=== Section Start ===

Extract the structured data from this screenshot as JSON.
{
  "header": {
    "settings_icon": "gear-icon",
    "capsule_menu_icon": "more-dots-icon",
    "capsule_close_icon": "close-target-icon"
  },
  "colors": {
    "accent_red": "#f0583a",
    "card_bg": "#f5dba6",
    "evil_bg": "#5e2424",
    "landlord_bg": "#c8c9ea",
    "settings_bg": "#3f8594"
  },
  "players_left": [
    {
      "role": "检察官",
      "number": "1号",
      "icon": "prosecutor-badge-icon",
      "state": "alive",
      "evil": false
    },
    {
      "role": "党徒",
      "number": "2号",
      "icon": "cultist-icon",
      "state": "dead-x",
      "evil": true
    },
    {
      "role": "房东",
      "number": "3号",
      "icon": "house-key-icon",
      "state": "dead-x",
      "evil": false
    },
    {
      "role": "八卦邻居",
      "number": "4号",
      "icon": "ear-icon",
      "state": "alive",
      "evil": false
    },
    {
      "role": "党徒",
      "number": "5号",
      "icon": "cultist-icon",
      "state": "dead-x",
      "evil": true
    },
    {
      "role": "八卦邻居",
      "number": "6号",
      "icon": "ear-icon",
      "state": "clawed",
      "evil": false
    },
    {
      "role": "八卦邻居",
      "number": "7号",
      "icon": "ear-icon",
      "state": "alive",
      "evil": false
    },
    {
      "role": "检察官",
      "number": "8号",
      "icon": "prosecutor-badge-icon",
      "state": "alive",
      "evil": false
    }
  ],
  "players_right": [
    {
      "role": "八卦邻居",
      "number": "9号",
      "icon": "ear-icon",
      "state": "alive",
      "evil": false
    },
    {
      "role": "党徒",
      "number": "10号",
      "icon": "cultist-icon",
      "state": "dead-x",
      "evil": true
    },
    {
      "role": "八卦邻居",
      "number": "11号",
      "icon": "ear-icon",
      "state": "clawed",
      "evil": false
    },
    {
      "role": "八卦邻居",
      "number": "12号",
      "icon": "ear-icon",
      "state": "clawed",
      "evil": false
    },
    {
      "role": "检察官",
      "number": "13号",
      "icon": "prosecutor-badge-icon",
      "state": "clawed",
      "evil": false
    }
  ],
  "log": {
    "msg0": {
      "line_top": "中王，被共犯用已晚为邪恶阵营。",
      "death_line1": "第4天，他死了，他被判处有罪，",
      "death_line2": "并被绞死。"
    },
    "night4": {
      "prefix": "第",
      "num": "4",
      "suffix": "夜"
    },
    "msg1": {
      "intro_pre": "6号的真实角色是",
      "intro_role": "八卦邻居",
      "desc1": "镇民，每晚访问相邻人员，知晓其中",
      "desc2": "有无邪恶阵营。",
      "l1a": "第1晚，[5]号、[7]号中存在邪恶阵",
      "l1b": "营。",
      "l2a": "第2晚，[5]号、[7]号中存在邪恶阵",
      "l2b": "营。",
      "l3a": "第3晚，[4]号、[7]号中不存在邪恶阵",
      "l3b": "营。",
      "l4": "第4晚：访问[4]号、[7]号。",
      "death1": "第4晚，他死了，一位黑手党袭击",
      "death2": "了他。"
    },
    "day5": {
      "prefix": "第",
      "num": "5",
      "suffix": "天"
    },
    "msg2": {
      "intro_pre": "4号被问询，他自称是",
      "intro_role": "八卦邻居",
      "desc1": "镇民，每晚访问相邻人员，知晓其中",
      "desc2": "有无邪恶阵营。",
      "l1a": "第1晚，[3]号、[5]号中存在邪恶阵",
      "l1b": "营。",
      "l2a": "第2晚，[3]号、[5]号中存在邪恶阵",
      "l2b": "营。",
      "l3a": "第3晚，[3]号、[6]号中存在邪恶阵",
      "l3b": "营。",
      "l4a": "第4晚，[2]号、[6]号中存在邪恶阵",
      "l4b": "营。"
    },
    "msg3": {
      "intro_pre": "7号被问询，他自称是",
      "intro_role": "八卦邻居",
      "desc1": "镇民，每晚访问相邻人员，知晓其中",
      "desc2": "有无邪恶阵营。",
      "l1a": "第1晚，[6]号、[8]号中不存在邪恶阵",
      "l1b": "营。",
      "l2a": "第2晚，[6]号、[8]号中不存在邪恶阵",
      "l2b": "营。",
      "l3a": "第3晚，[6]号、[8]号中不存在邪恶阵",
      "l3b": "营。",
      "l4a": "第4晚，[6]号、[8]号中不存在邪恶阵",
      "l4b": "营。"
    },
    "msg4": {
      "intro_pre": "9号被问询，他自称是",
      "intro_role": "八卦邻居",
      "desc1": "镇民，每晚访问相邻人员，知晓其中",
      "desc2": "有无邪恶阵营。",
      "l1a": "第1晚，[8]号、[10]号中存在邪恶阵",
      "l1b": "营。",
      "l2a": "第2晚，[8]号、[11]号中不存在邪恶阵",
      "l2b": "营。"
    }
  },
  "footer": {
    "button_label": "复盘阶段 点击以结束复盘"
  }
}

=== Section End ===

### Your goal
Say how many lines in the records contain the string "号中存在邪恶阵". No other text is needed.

### Your response
7